Canadian investigators have disclosed another deviation incident involving a Boeing 787 flight on approach to Hong Kong.
The aircraft, an Air Canada 787-9, was conducting a service from Toronto to Hong Kong on 8 July.
On final approach – while operating in visual meteorological conditions – the aircraft “deviated below the glideslope”, says a notification from Transportation Safety Board of Canada.
The notification says the glideslope was re-established at about 900ft above sea level, it adds, and the flight, with only four occupants, landed without further issues.
Investigators have not specified the reasons for the event and whether the circumstances relate to several previous deviation incidents involving 787s on approach to Hong Kong.
But one of those incidents, in April 2020, involved the same aircraft (C-FNOH) identified in the July 2021 event.
On that occasion the aircraft had been arriving from Vancouver and was established on the ILS for Hong Kong’s runway 25L.
But it overshot the localiser and descended below the minimum sector altitude, before the crew corrected the approach path and cited a false ILS capture.
Several other carriers have experienced similar incidents while operating 787s into Hong Kong, among them Virgin Atlantic, Ethiopian Airlines and Etihad Airways.
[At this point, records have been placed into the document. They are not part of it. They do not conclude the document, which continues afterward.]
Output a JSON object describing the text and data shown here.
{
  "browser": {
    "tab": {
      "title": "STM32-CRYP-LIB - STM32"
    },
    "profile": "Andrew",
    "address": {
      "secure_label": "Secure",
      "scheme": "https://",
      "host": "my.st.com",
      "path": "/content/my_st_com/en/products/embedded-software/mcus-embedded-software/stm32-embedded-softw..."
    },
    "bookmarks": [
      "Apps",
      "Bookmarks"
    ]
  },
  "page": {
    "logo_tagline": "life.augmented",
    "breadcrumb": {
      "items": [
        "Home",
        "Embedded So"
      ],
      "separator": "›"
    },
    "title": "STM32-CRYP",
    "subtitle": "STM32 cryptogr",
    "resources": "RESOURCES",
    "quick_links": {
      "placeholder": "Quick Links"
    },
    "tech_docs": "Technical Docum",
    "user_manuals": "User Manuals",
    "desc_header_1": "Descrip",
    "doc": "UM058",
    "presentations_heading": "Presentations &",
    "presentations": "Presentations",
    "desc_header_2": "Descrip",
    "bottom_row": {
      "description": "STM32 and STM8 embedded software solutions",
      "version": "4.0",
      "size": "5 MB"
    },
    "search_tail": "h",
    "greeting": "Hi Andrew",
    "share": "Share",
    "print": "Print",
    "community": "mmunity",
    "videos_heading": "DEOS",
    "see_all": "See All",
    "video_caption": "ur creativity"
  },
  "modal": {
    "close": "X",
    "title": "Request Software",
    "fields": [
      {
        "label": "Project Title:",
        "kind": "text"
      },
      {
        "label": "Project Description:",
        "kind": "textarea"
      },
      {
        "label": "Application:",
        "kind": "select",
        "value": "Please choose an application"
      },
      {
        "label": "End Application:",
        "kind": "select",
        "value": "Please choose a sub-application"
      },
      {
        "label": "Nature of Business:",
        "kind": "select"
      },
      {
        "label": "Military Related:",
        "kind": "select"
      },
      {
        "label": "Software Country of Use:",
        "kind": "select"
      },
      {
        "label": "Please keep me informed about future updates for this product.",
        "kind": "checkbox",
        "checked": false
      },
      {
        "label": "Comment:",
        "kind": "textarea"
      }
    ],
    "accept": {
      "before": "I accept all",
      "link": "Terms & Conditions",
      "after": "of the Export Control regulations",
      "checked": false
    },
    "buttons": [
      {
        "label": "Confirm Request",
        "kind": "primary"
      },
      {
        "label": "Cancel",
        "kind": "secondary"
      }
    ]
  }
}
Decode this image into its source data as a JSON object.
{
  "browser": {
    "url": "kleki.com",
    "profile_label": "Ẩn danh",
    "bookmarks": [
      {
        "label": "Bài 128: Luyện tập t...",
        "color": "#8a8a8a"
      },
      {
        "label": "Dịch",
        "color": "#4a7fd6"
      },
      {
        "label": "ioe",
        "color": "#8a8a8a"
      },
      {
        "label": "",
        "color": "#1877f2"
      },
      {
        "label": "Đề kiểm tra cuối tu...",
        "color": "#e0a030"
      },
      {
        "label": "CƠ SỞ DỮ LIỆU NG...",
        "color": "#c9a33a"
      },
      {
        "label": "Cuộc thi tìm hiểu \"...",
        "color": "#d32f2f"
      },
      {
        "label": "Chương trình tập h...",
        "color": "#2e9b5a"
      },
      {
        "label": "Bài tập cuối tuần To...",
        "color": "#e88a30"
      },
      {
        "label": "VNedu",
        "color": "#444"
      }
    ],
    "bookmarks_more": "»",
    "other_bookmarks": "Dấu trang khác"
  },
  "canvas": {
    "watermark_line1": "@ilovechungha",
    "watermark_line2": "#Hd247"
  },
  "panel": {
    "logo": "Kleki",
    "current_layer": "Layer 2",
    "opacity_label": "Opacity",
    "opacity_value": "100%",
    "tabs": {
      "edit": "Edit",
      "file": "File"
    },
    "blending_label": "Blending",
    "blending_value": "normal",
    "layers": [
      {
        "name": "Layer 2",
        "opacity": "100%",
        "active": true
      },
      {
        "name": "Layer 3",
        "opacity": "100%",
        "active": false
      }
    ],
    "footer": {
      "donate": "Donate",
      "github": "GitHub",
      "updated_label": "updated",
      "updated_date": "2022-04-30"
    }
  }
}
Boeing has previously issued notifications of possible autopilot flight-director anomalies during ILS approaches to runways 25R and 25L at the airport, and has been developing a software update to resolve the issue.